* **Exercise details**
Show each line of the entries below in which the word "Nguyễn" appears.

== Data extract ==

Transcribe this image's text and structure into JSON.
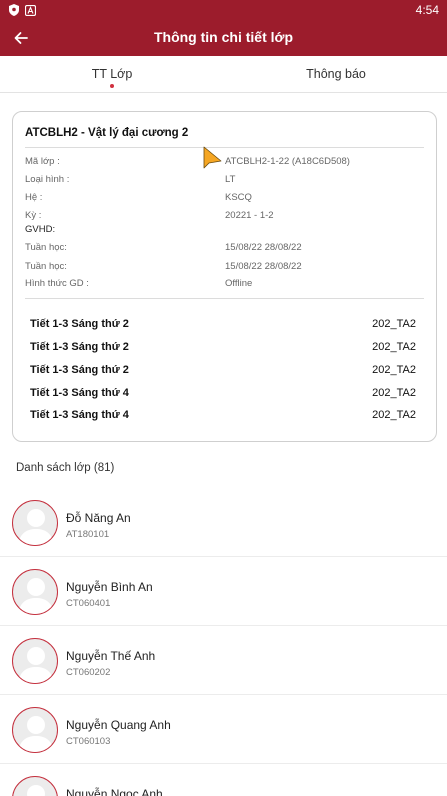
{
  "status_bar": {
    "time": "4:54"
  },
  "app_bar": {
    "title": "Thông tin chi tiết lớp"
  },
  "tabs": [
    {
      "label": "TT Lớp",
      "active": true
    },
    {
      "label": "Thông báo",
      "active": false
    }
  ],
  "course": {
    "title": "ATCBLH2 - Vật lý đại cương 2",
    "info": [
      {
        "label": "Mã lớp :",
        "value": "ATCBLH2-1-22 (A18C6D508)"
      },
      {
        "label": "Loại hình :",
        "value": "LT"
      },
      {
        "label": "Hệ :",
        "value": "KSCQ"
      },
      {
        "label": "Kỳ :",
        "value": "20221 - 1-2"
      },
      {
        "label": "GVHD:",
        "value": ""
      },
      {
        "label": "Tuần học:",
        "value": "15/08/22 28/08/22"
      },
      {
        "label": "Tuần học:",
        "value": "15/08/22 28/08/22"
      },
      {
        "label": "Hình thức GD :",
        "value": "Offline"
      }
    ],
    "schedule": [
      {
        "time": "Tiết 1-3 Sáng thứ 2",
        "room": "202_TA2"
      },
      {
        "time": "Tiết 1-3 Sáng thứ 2",
        "room": "202_TA2"
      },
      {
        "time": "Tiết 1-3 Sáng thứ 2",
        "room": "202_TA2"
      },
      {
        "time": "Tiết 1-3 Sáng thứ 4",
        "room": "202_TA2"
      },
      {
        "time": "Tiết 1-3 Sáng thứ 4",
        "room": "202_TA2"
      }
    ]
  },
  "class_list": {
    "header": "Danh sách lớp (81)",
    "students": [
      {
        "name": "Đỗ Năng An",
        "code": "AT180101"
      },
      {
        "name": "Nguyễn Bình An",
        "code": "CT060401"
      },
      {
        "name": "Nguyễn Thế Anh",
        "code": "CT060202"
      },
      {
        "name": "Nguyễn Quang Anh",
        "code": "CT060103"
      },
      {
        "name": "Nguyễn Ngọc Anh",
        "code": ""
      }
    ]
  },
  "colors": {
    "primary": "#9c1c2c",
    "accent_dot": "#d0303f",
    "avatar_border": "#c4303e"
  }
}
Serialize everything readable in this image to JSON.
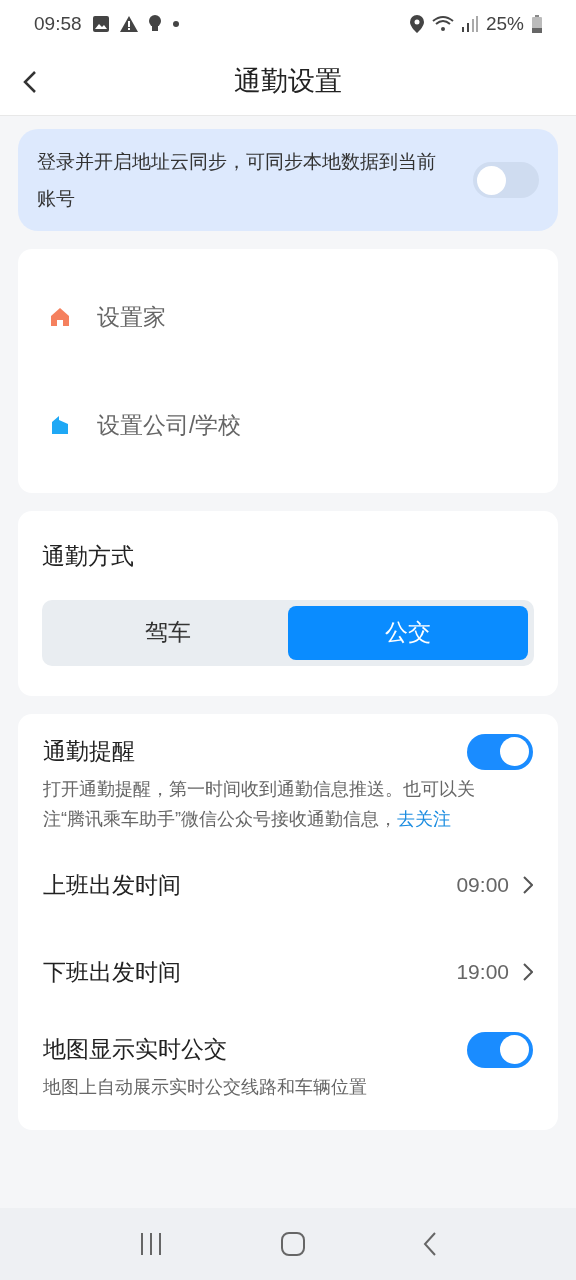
{
  "status_bar": {
    "time": "09:58",
    "battery": "25%"
  },
  "header": {
    "title": "通勤设置"
  },
  "sync_banner": {
    "text": "登录并开启地址云同步，可同步本地数据到当前账号",
    "on": false
  },
  "addresses": [
    {
      "kind": "home",
      "label": "设置家"
    },
    {
      "kind": "work",
      "label": "设置公司/学校"
    }
  ],
  "commute_mode": {
    "title": "通勤方式",
    "options": [
      {
        "label": "驾车",
        "selected": false
      },
      {
        "label": "公交",
        "selected": true
      }
    ]
  },
  "settings": [
    {
      "kind": "toggle",
      "label": "通勤提醒",
      "on": true,
      "description": "打开通勤提醒，第一时间收到通勤信息推送。也可以关注“腾讯乘车助手”微信公众号接收通勤信息，",
      "link": "去关注"
    },
    {
      "kind": "value",
      "label": "上班出发时间",
      "value": "09:00"
    },
    {
      "kind": "value",
      "label": "下班出发时间",
      "value": "19:00"
    },
    {
      "kind": "toggle",
      "label": "地图显示实时公交",
      "on": true,
      "description": "地图上自动展示实时公交线路和车辆位置"
    }
  ]
}
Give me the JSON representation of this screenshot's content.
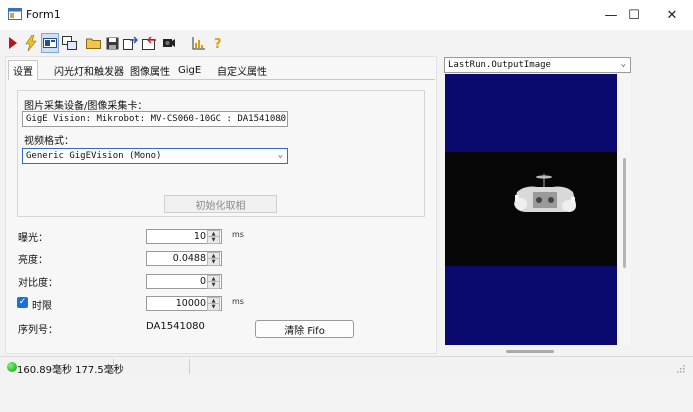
{
  "window": {
    "title": "Form1",
    "minimize": "—",
    "maximize": "☐",
    "close": "✕"
  },
  "toolbar": {
    "icons": [
      "run-icon",
      "lightning-icon",
      "display-icon",
      "copy-images-icon",
      "open-folder-icon",
      "save-icon",
      "export-icon",
      "import-icon",
      "camera-icon",
      "chart-icon",
      "help-icon"
    ]
  },
  "tabs": [
    {
      "label": "设置"
    },
    {
      "label": "闪光灯和触发器"
    },
    {
      "label": "图像属性"
    },
    {
      "label": "GigE"
    },
    {
      "label": "自定义属性"
    }
  ],
  "settings": {
    "device_label": "图片采集设备/图像采集卡：",
    "device_value": "GigE Vision: Mikrobot: MV-CS060-10GC : DA1541080",
    "format_label": "视频格式：",
    "format_value": "Generic GigEVision (Mono)",
    "init_button": "初始化取相",
    "exposure_label": "曝光：",
    "exposure_value": "10",
    "exposure_unit": "ms",
    "brightness_label": "亮度：",
    "brightness_value": "0.0488",
    "contrast_label": "对比度：",
    "contrast_value": "0",
    "timeout_label": "时限",
    "timeout_value": "10000",
    "timeout_unit": "ms",
    "timeout_checked": true,
    "serial_label": "序列号：",
    "serial_value": "DA1541080",
    "clear_fifo": "清除 Fifo"
  },
  "image": {
    "source_value": "LastRun.OutputImage",
    "colors": {
      "background": "#0a0a6e",
      "band": "#070707"
    }
  },
  "status": {
    "indicator_color": "#11b311",
    "text": "160.89毫秒 177.5毫秒"
  }
}
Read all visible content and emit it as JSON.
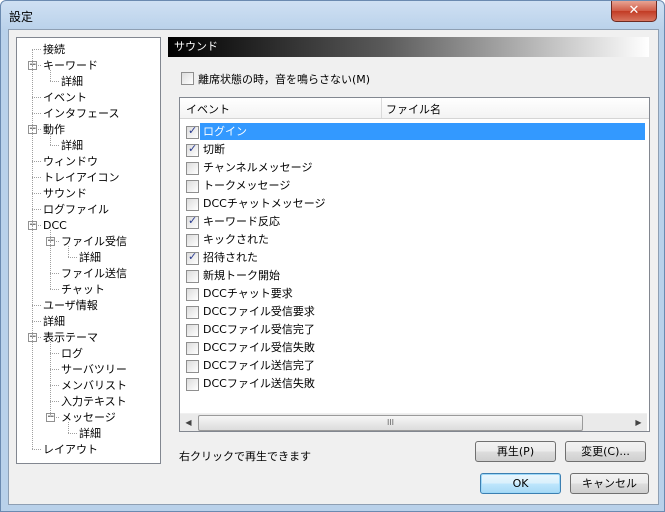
{
  "window": {
    "title": "設定",
    "close_glyph": "✕"
  },
  "tree": [
    {
      "label": "接続",
      "depth": 0,
      "expander": ""
    },
    {
      "label": "キーワード",
      "depth": 0,
      "expander": "−"
    },
    {
      "label": "詳細",
      "depth": 1,
      "expander": ""
    },
    {
      "label": "イベント",
      "depth": 0,
      "expander": ""
    },
    {
      "label": "インタフェース",
      "depth": 0,
      "expander": ""
    },
    {
      "label": "動作",
      "depth": 0,
      "expander": "−"
    },
    {
      "label": "詳細",
      "depth": 1,
      "expander": ""
    },
    {
      "label": "ウィンドウ",
      "depth": 0,
      "expander": ""
    },
    {
      "label": "トレイアイコン",
      "depth": 0,
      "expander": ""
    },
    {
      "label": "サウンド",
      "depth": 0,
      "expander": ""
    },
    {
      "label": "ログファイル",
      "depth": 0,
      "expander": ""
    },
    {
      "label": "DCC",
      "depth": 0,
      "expander": "−"
    },
    {
      "label": "ファイル受信",
      "depth": 1,
      "expander": "−"
    },
    {
      "label": "詳細",
      "depth": 2,
      "expander": ""
    },
    {
      "label": "ファイル送信",
      "depth": 1,
      "expander": ""
    },
    {
      "label": "チャット",
      "depth": 1,
      "expander": ""
    },
    {
      "label": "ユーザ情報",
      "depth": 0,
      "expander": ""
    },
    {
      "label": "詳細",
      "depth": 0,
      "expander": ""
    },
    {
      "label": "表示テーマ",
      "depth": 0,
      "expander": "−"
    },
    {
      "label": "ログ",
      "depth": 1,
      "expander": ""
    },
    {
      "label": "サーバツリー",
      "depth": 1,
      "expander": ""
    },
    {
      "label": "メンバリスト",
      "depth": 1,
      "expander": ""
    },
    {
      "label": "入力テキスト",
      "depth": 1,
      "expander": ""
    },
    {
      "label": "メッセージ",
      "depth": 1,
      "expander": "−"
    },
    {
      "label": "詳細",
      "depth": 2,
      "expander": ""
    },
    {
      "label": "レイアウト",
      "depth": 0,
      "expander": ""
    }
  ],
  "panel": {
    "title": "サウンド",
    "mute_label": "離席状態の時，音を鳴らさない(M)",
    "mute_checked": false
  },
  "list": {
    "columns": [
      "イベント",
      "ファイル名"
    ],
    "rows": [
      {
        "label": "ログイン",
        "checked": true,
        "selected": true
      },
      {
        "label": "切断",
        "checked": true
      },
      {
        "label": "チャンネルメッセージ",
        "checked": false
      },
      {
        "label": "トークメッセージ",
        "checked": false
      },
      {
        "label": "DCCチャットメッセージ",
        "checked": false
      },
      {
        "label": "キーワード反応",
        "checked": true
      },
      {
        "label": "キックされた",
        "checked": false
      },
      {
        "label": "招待された",
        "checked": true
      },
      {
        "label": "新規トーク開始",
        "checked": false
      },
      {
        "label": "DCCチャット要求",
        "checked": false
      },
      {
        "label": "DCCファイル受信要求",
        "checked": false
      },
      {
        "label": "DCCファイル受信完了",
        "checked": false
      },
      {
        "label": "DCCファイル受信失敗",
        "checked": false
      },
      {
        "label": "DCCファイル送信完了",
        "checked": false
      },
      {
        "label": "DCCファイル送信失敗",
        "checked": false
      }
    ],
    "scroll_left": "◀",
    "scroll_right": "▶",
    "scroll_grip": "III"
  },
  "hint": "右クリックで再生できます",
  "buttons": {
    "play": "再生(P)",
    "change": "変更(C)...",
    "ok": "OK",
    "cancel": "キャンセル"
  }
}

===

* **Task answer**
        "name": "Nguyễn Bình An",
        "name": "Nguyễn Thế Anh",
        "name": "Nguyễn Quang Anh",
        "name": "Nguyễn Ngọc Anh",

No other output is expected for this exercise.